A space technology company in Pasadena that already operates a system of Earth-studying satellites has announced its next generation ‘orbiting observatory’ satellite constellation, meant to provide scientists with precise measurements of our planet’s surface, water, atmosphere and interior.
GeoOptics Inc. on Thursday revealed plans to build the new satellite constellation, dubbed CICERO-2, which will help researchers closely track changes with unmatched precision, the company said in a written statement.
“With launches beginning next year, CICERO-2 will form a unified Earth observatory allowing governments, industry, and individual stakeholders to monitor and prepare for the many impacts of climate change,” the statement said.
The system will be used by scientists, governments and others around the globe, according to the company.
“In today’s environment, in which precision Earth sensing is becoming ever more critical, GeoOptics is deploying a flexible observatory made up of dozens of small satellites,” company CEO Alexz Saltman said. “The real-time services will satisfy a broad range of needs for government and civil users around the world.”
Once in orbit, the satellites will take advantage of a host of cutting-edge instruments to measure global precipitation, representatives said.
It will also use “Advanced GNSS Reflectometry” to study features on the Earth’s surface, from ocean winds to soil moisture, according to GeoOptics.
“NASA’s recent CYGNSS mission demonstrated the broad utility of the GNSS-R technique.

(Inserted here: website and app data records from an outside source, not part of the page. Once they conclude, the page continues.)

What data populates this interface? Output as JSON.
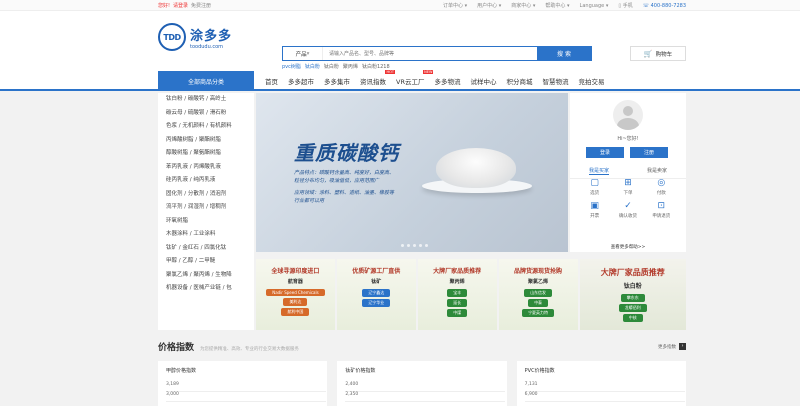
{
  "topbar": {
    "greeting": "您好!",
    "login": "请登录",
    "register": "免费注册",
    "menus": [
      "订单中心",
      "用户中心",
      "商家中心",
      "帮助中心",
      "Language"
    ],
    "mobile": "手机",
    "phone": "400-880-7283"
  },
  "logo": {
    "badge": "TDD",
    "name": "涂多多",
    "domain": "toodudu.com"
  },
  "search": {
    "category": "产品",
    "placeholder": "请输入产品名、型号、品牌等",
    "button": "搜 索",
    "hot": [
      "pvc树脂",
      "钛白粉",
      "钛白粉",
      "聚丙烯",
      "钛白粉1218"
    ]
  },
  "cart": {
    "label": "购物车"
  },
  "nav": {
    "all": "全部商品分类",
    "items": [
      "首页",
      "多多超市",
      "多多集市",
      "资讯指数",
      "VR云工厂",
      "多多物流",
      "试样中心",
      "积分商城",
      "智慧物流",
      "竞拍交易"
    ]
  },
  "sidebar": {
    "items": [
      "钛白粉 / 碳酸钙 / 高岭土",
      "碳云母 / 硫酸钡 / 滑石粉",
      "色浆 / 无机颜料 / 有机颜料",
      "丙烯酸树脂 / 聚酯树脂",
      "醇酸树脂 / 聚氨酯树脂",
      "苯丙乳液 / 丙烯酸乳液",
      "硅丙乳液 / 纯丙乳液",
      "固化剂 / 分散剂 / 消泡剂",
      "流平剂 / 润湿剂 / 增稠剂",
      "环氧树脂",
      "木器涂料 / 工业涂料",
      "钛矿 / 金红石 / 四氯化钛",
      "甲醇 / 乙醇 / 二甲醚",
      "聚氯乙烯 / 聚丙烯 / 生物降",
      "机器设备 / 医械产业链 / 包"
    ]
  },
  "banner": {
    "title": "重质碳酸钙",
    "lines": [
      "产品特点：碳酸钙含量高、纯度好，白度高、",
      "粒径分布均匀，吸油值低，应用范围广",
      "应用领域：涂料、塑料、造纸、油墨、橡胶等",
      "行业都可以用"
    ]
  },
  "user": {
    "hi": "Hi~您好!",
    "login_btn": "登录",
    "register_btn": "注册",
    "tabs": [
      "我是买家",
      "我是卖家"
    ],
    "grid": [
      {
        "icon": "clipboard-icon",
        "glyph": "▢",
        "label": "选货"
      },
      {
        "icon": "cart-icon",
        "glyph": "⊞",
        "label": "下单"
      },
      {
        "icon": "wallet-icon",
        "glyph": "◎",
        "label": "付款"
      },
      {
        "icon": "box-icon",
        "glyph": "▣",
        "label": "开票"
      },
      {
        "icon": "check-icon",
        "glyph": "✓",
        "label": "确认收货"
      },
      {
        "icon": "truck-icon",
        "glyph": "⊡",
        "label": "申请退货"
      }
    ],
    "more": "查看更多帮助>>"
  },
  "promo": [
    {
      "title": "全球寻源印度进口",
      "sub": "航育器",
      "pills": [
        "Nadir Speed Chemicals",
        "美利达",
        "航利中国"
      ],
      "pillcolors": [
        "o",
        "o",
        "o"
      ]
    },
    {
      "title": "优质矿源工厂直供",
      "sub": "钛矿",
      "pills": [
        "辽宁鑫达",
        "辽宁华业"
      ],
      "pillcolors": [
        "b",
        "b"
      ]
    },
    {
      "title": "大牌厂家品质推荐",
      "sub": "聚丙烯",
      "pills": [
        "宝丰",
        "延长",
        "中煤"
      ],
      "pillcolors": [
        "",
        "",
        ""
      ]
    },
    {
      "title": "品牌货源现货抢购",
      "sub": "聚氯乙烯",
      "pills": [
        "山东信发",
        "中泰",
        "宁夏英力特"
      ],
      "pillcolors": [
        "",
        "",
        ""
      ]
    },
    {
      "title": "大牌厂家品质推荐",
      "sub": "钛白粉",
      "pills": [
        "攀东东",
        "龙蟒佰利",
        "中核"
      ],
      "pillcolors": [
        "",
        "",
        ""
      ]
    }
  ],
  "section": {
    "title": "价格指数",
    "desc": "为您提供精准、高效、专业的行业交易大数据服务",
    "more": "更多指数"
  },
  "panels": [
    {
      "title": "甲醇价格指数",
      "ticks": [
        "3,189",
        "3,000"
      ]
    },
    {
      "title": "钛矿价格指数",
      "ticks": [
        "2,400",
        "2,350"
      ]
    },
    {
      "title": "PVC价格指数",
      "ticks": [
        "7,131",
        "6,900"
      ]
    }
  ]
}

GeoOptics is working with JPL to deploy an advanced operational version, offering dramatically enhanced performance in a small, low-cost package,” the statement said. “This collaboration is funded jointly by GeoOptics, the U.S. Air Force, and NASA.”
“First proposed by company founder Tom Yunck while he was at JPL, GNSS-RO offers unrivaled measurement precision and is an essential contributor to global weather forecasting,” according to the statement. “The CICERO-2 satellites will yield three times the data volume of their predecessors and many times the volume of any other commercial GNSS-RO satellites.”
Additional capabilities are to be added to the system over time, including instruments to precisely map Earth’s gravitational field.
“With internal investment and nearly $4 million from NASA, GeoOptics has devised a unique system architecture for daily gravity mapping with clusters of small satellites,” according to the company statement. “This patented technique promises to improve gravity sensing 20-fold over current methods at a fraction of the cost.”
GeoOptics also plans to work with the National Oceanographic Partnership Program to design a new type of radar sensor, further improving data over the coming years, company representatives said.
“These advanced remote sensing applications — from basic RO to advanced radar and gravity mapping — exploit shared micro technologies that fit in the palm of one’s hand,” Yunck said. “Each new function builds naturally upon the previous, yielding prodigious observing capacity in a low-cost system of great simplicity and reliability.”
More information on GeoOptics is available on the company’s website at geooptics.com.